Set down each record that follows exactly. Drop the images.

--- Data provided ---

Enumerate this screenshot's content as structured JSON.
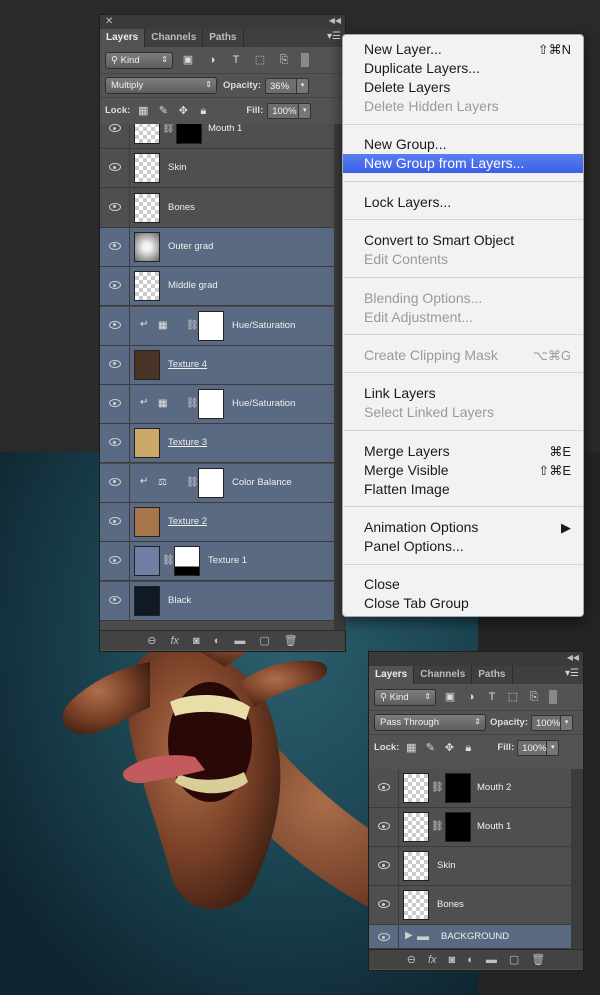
{
  "main_panel": {
    "tabs": [
      "Layers",
      "Channels",
      "Paths"
    ],
    "filter_kind": "Kind",
    "blend_mode": "Multiply",
    "opacity_label": "Opacity:",
    "opacity_value": "36%",
    "lock_label": "Lock:",
    "fill_label": "Fill:",
    "fill_value": "100%",
    "layers": [
      {
        "name": "Mouth 1",
        "selected": false
      },
      {
        "name": "Skin",
        "selected": false
      },
      {
        "name": "Bones",
        "selected": false
      },
      {
        "name": "Outer grad",
        "selected": true
      },
      {
        "name": "Middle grad",
        "selected": true
      },
      {
        "name": "Hue/Saturation",
        "selected": true
      },
      {
        "name": "Texture 4",
        "selected": true
      },
      {
        "name": "Hue/Saturation",
        "selected": true
      },
      {
        "name": "Texture 3",
        "selected": true
      },
      {
        "name": "Color Balance",
        "selected": true
      },
      {
        "name": "Texture 2",
        "selected": true
      },
      {
        "name": "Texture 1",
        "selected": true
      },
      {
        "name": "Black",
        "selected": true
      }
    ]
  },
  "context_menu": {
    "items": [
      {
        "label": "New Layer...",
        "shortcut": "⇧⌘N",
        "disabled": false
      },
      {
        "label": "Duplicate Layers...",
        "shortcut": "",
        "disabled": false
      },
      {
        "label": "Delete Layers",
        "shortcut": "",
        "disabled": false
      },
      {
        "label": "Delete Hidden Layers",
        "shortcut": "",
        "disabled": true
      },
      {
        "label": "New Group...",
        "shortcut": "",
        "disabled": false
      },
      {
        "label": "New Group from Layers...",
        "shortcut": "",
        "disabled": false,
        "highlighted": true
      },
      {
        "label": "Lock Layers...",
        "shortcut": "",
        "disabled": false
      },
      {
        "label": "Convert to Smart Object",
        "shortcut": "",
        "disabled": false
      },
      {
        "label": "Edit Contents",
        "shortcut": "",
        "disabled": true
      },
      {
        "label": "Blending Options...",
        "shortcut": "",
        "disabled": true
      },
      {
        "label": "Edit Adjustment...",
        "shortcut": "",
        "disabled": true
      },
      {
        "label": "Create Clipping Mask",
        "shortcut": "⌥⌘G",
        "disabled": true
      },
      {
        "label": "Link Layers",
        "shortcut": "",
        "disabled": false
      },
      {
        "label": "Select Linked Layers",
        "shortcut": "",
        "disabled": true
      },
      {
        "label": "Merge Layers",
        "shortcut": "⌘E",
        "disabled": false
      },
      {
        "label": "Merge Visible",
        "shortcut": "⇧⌘E",
        "disabled": false
      },
      {
        "label": "Flatten Image",
        "shortcut": "",
        "disabled": false
      },
      {
        "label": "Animation Options",
        "shortcut": "▶",
        "disabled": false
      },
      {
        "label": "Panel Options...",
        "shortcut": "",
        "disabled": false
      },
      {
        "label": "Close",
        "shortcut": "",
        "disabled": false
      },
      {
        "label": "Close Tab Group",
        "shortcut": "",
        "disabled": false
      }
    ]
  },
  "second_panel": {
    "tabs": [
      "Layers",
      "Channels",
      "Paths"
    ],
    "filter_kind": "Kind",
    "blend_mode": "Pass Through",
    "opacity_label": "Opacity:",
    "opacity_value": "100%",
    "lock_label": "Lock:",
    "fill_label": "Fill:",
    "fill_value": "100%",
    "layers": [
      {
        "name": "Mouth 2"
      },
      {
        "name": "Mouth 1"
      },
      {
        "name": "Skin"
      },
      {
        "name": "Bones"
      },
      {
        "name": "BACKGROUND"
      }
    ]
  },
  "colors": {
    "selected_row": "#5a6a82",
    "menu_highlight": "#3f63e7",
    "panel_bg": "#535353",
    "canvas_teal": "#1b4451"
  }
}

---

## Response:
Enumerate this screenshot's content as structured JSON.
{
  "main_panel": {
    "tabs": [
      "Layers",
      "Channels",
      "Paths"
    ],
    "filter_kind": "Kind",
    "blend_mode": "Multiply",
    "opacity_label": "Opacity:",
    "opacity_value": "36%",
    "lock_label": "Lock:",
    "fill_label": "Fill:",
    "fill_value": "100%",
    "layers": [
      {
        "name": "Mouth 1",
        "selected": false
      },
      {
        "name": "Skin",
        "selected": false
      },
      {
        "name": "Bones",
        "selected": false
      },
      {
        "name": "Outer grad",
        "selected": true
      },
      {
        "name": "Middle grad",
        "selected": true
      },
      {
        "name": "Hue/Saturation",
        "selected": true
      },
      {
        "name": "Texture 4",
        "selected": true
      },
      {
        "name": "Hue/Saturation",
        "selected": true
      },
      {
        "name": "Texture 3",
        "selected": true
      },
      {
        "name": "Color Balance",
        "selected": true
      },
      {
        "name": "Texture 2",
        "selected": true
      },
      {
        "name": "Texture 1",
        "selected": true
      },
      {
        "name": "Black",
        "selected": true
      }
    ]
  },
  "context_menu": {
    "items": [
      {
        "label": "New Layer...",
        "shortcut": "⇧⌘N",
        "disabled": false
      },
      {
        "label": "Duplicate Layers...",
        "shortcut": "",
        "disabled": false
      },
      {
        "label": "Delete Layers",
        "shortcut": "",
        "disabled": false
      },
      {
        "label": "Delete Hidden Layers",
        "shortcut": "",
        "disabled": true
      },
      {
        "label": "New Group...",
        "shortcut": "",
        "disabled": false
      },
      {
        "label": "New Group from Layers...",
        "shortcut": "",
        "disabled": false,
        "highlighted": true
      },
      {
        "label": "Lock Layers...",
        "shortcut": "",
        "disabled": false
      },
      {
        "label": "Convert to Smart Object",
        "shortcut": "",
        "disabled": false
      },
      {
        "label": "Edit Contents",
        "shortcut": "",
        "disabled": true
      },
      {
        "label": "Blending Options...",
        "shortcut": "",
        "disabled": true
      },
      {
        "label": "Edit Adjustment...",
        "shortcut": "",
        "disabled": true
      },
      {
        "label": "Create Clipping Mask",
        "shortcut": "⌥⌘G",
        "disabled": true
      },
      {
        "label": "Link Layers",
        "shortcut": "",
        "disabled": false
      },
      {
        "label": "Select Linked Layers",
        "shortcut": "",
        "disabled": true
      },
      {
        "label": "Merge Layers",
        "shortcut": "⌘E",
        "disabled": false
      },
      {
        "label": "Merge Visible",
        "shortcut": "⇧⌘E",
        "disabled": false
      },
      {
        "label": "Flatten Image",
        "shortcut": "",
        "disabled": false
      },
      {
        "label": "Animation Options",
        "shortcut": "▶",
        "disabled": false
      },
      {
        "label": "Panel Options...",
        "shortcut": "",
        "disabled": false
      },
      {
        "label": "Close",
        "shortcut": "",
        "disabled": false
      },
      {
        "label": "Close Tab Group",
        "shortcut": "",
        "disabled": false
      }
    ]
  },
  "second_panel": {
    "tabs": [
      "Layers",
      "Channels",
      "Paths"
    ],
    "filter_kind": "Kind",
    "blend_mode": "Pass Through",
    "opacity_label": "Opacity:",
    "opacity_value": "100%",
    "lock_label": "Lock:",
    "fill_label": "Fill:",
    "fill_value": "100%",
    "layers": [
      {
        "name": "Mouth 2"
      },
      {
        "name": "Mouth 1"
      },
      {
        "name": "Skin"
      },
      {
        "name": "Bones"
      },
      {
        "name": "BACKGROUND"
      }
    ]
  },
  "colors": {
    "selected_row": "#5a6a82",
    "menu_highlight": "#3f63e7",
    "panel_bg": "#535353",
    "canvas_teal": "#1b4451"
  }
}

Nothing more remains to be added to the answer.